**Assigned task:** Every line in the entries where "price" is found should be copied.

[Records from a data source]
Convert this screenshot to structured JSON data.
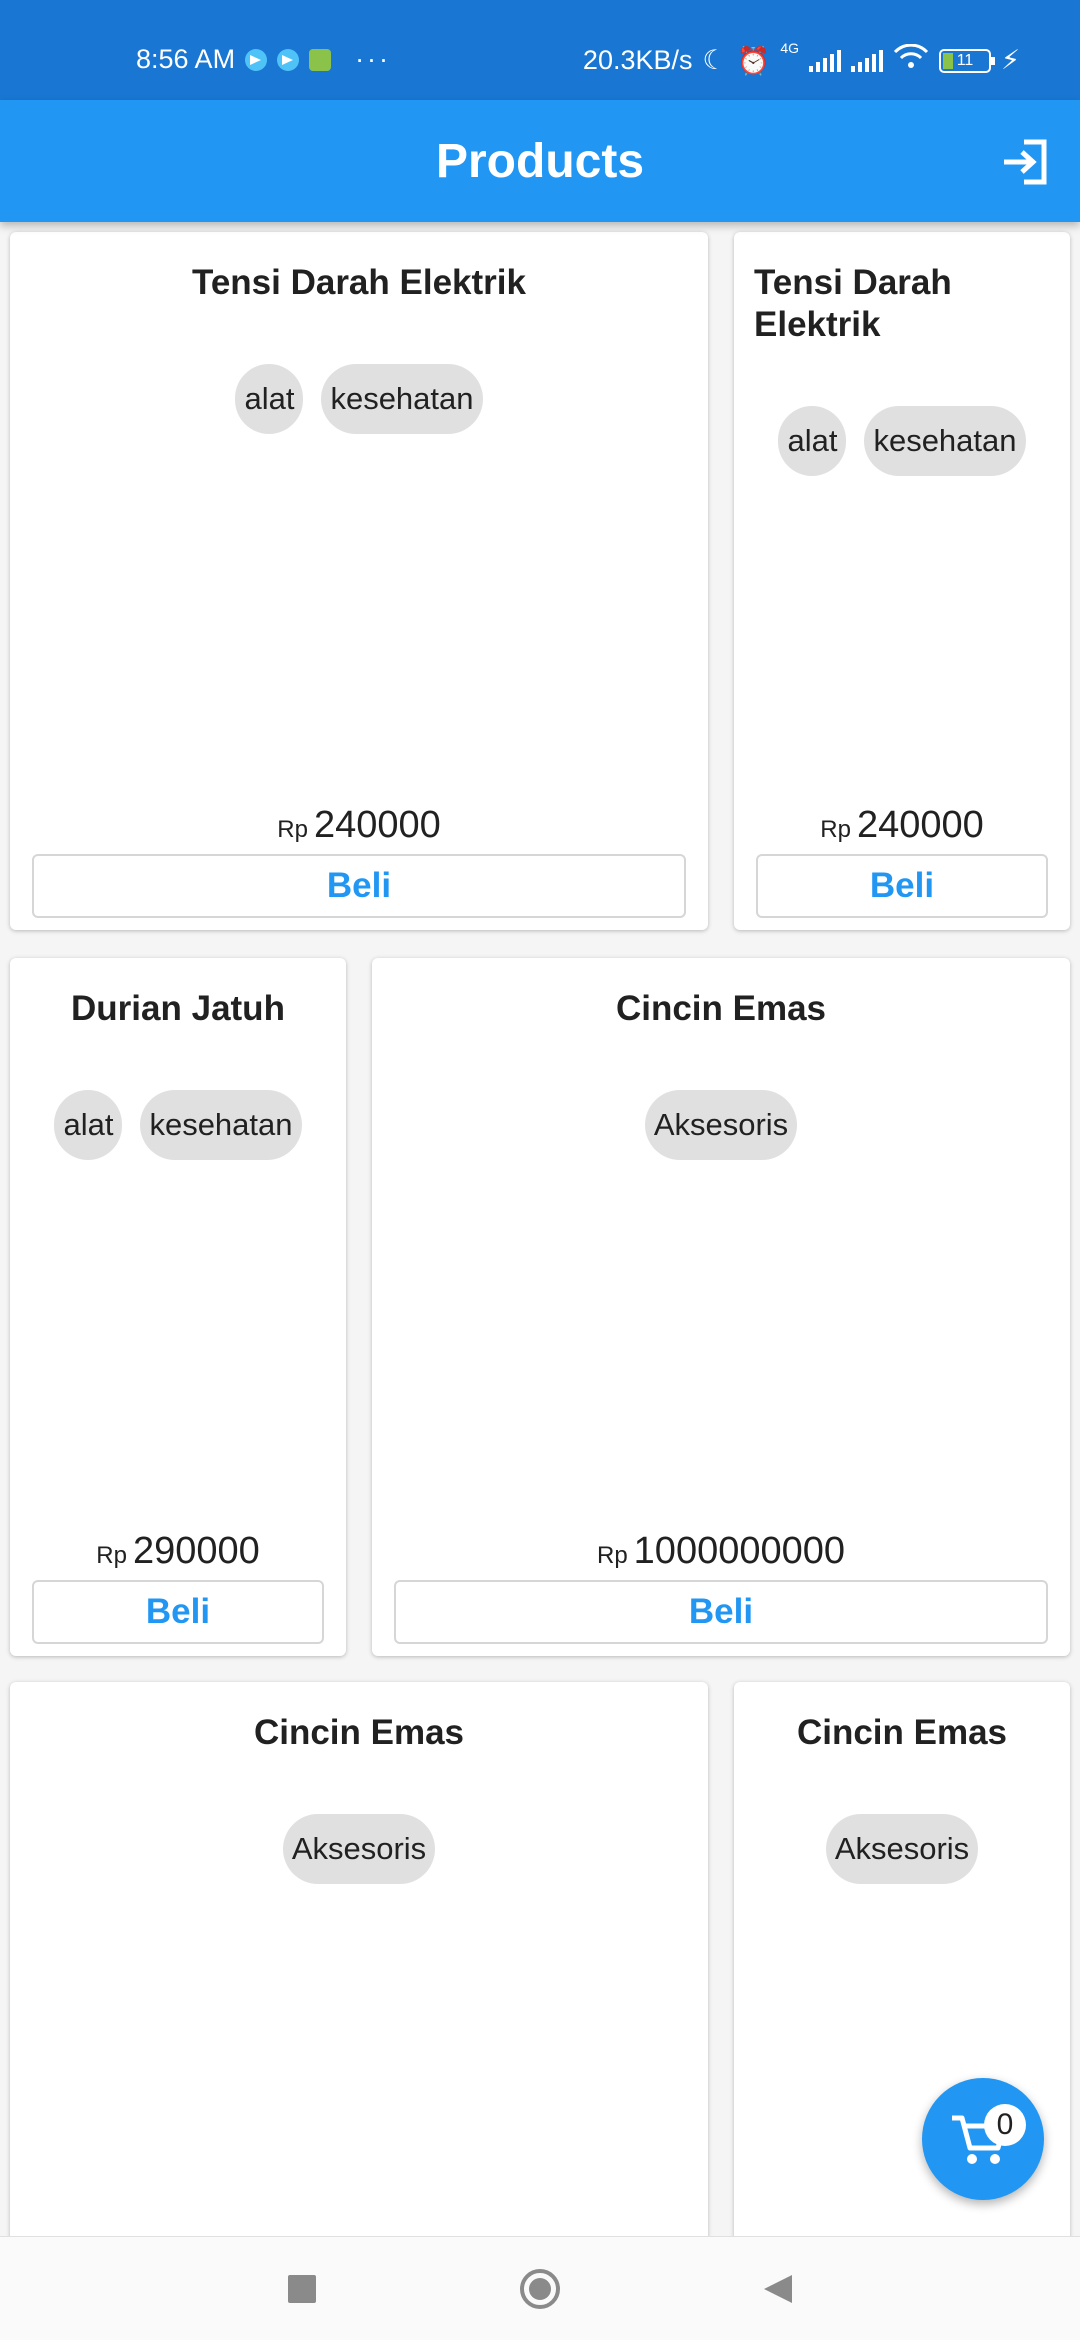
{
  "status_bar": {
    "time": "8:56 AM",
    "dots": "···",
    "net_speed": "20.3KB/s",
    "network_type": "4G",
    "battery": "11"
  },
  "app_bar": {
    "title": "Products"
  },
  "currency": "Rp",
  "buy_label": "Beli",
  "products": [
    {
      "name": "Tensi Darah Elektrik",
      "tags": [
        "alat",
        "kesehatan"
      ],
      "price": "240000"
    },
    {
      "name": "Tensi Darah Elektrik",
      "tags": [
        "alat",
        "kesehatan"
      ],
      "price": "240000"
    },
    {
      "name": "Durian Jatuh",
      "tags": [
        "alat",
        "kesehatan"
      ],
      "price": "290000"
    },
    {
      "name": "Cincin Emas",
      "tags": [
        "Aksesoris"
      ],
      "price": "1000000000"
    },
    {
      "name": "Cincin Emas",
      "tags": [
        "Aksesoris"
      ]
    },
    {
      "name": "Cincin Emas",
      "tags": [
        "Aksesoris"
      ]
    }
  ],
  "cart": {
    "count": "0"
  },
  "icons": {
    "logout": "logout-icon",
    "cart": "cart-icon",
    "nav_recent": "square-icon",
    "nav_home": "circle-icon",
    "nav_back": "triangle-back-icon"
  },
  "colors": {
    "primary": "#2196f3",
    "status_bar": "#1976d2",
    "chip": "#e0e0e0"
  }
}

**Solution to this task:**
      "price": "240000"
      "price": "240000"
      "price": "290000"
      "price": "1000000000"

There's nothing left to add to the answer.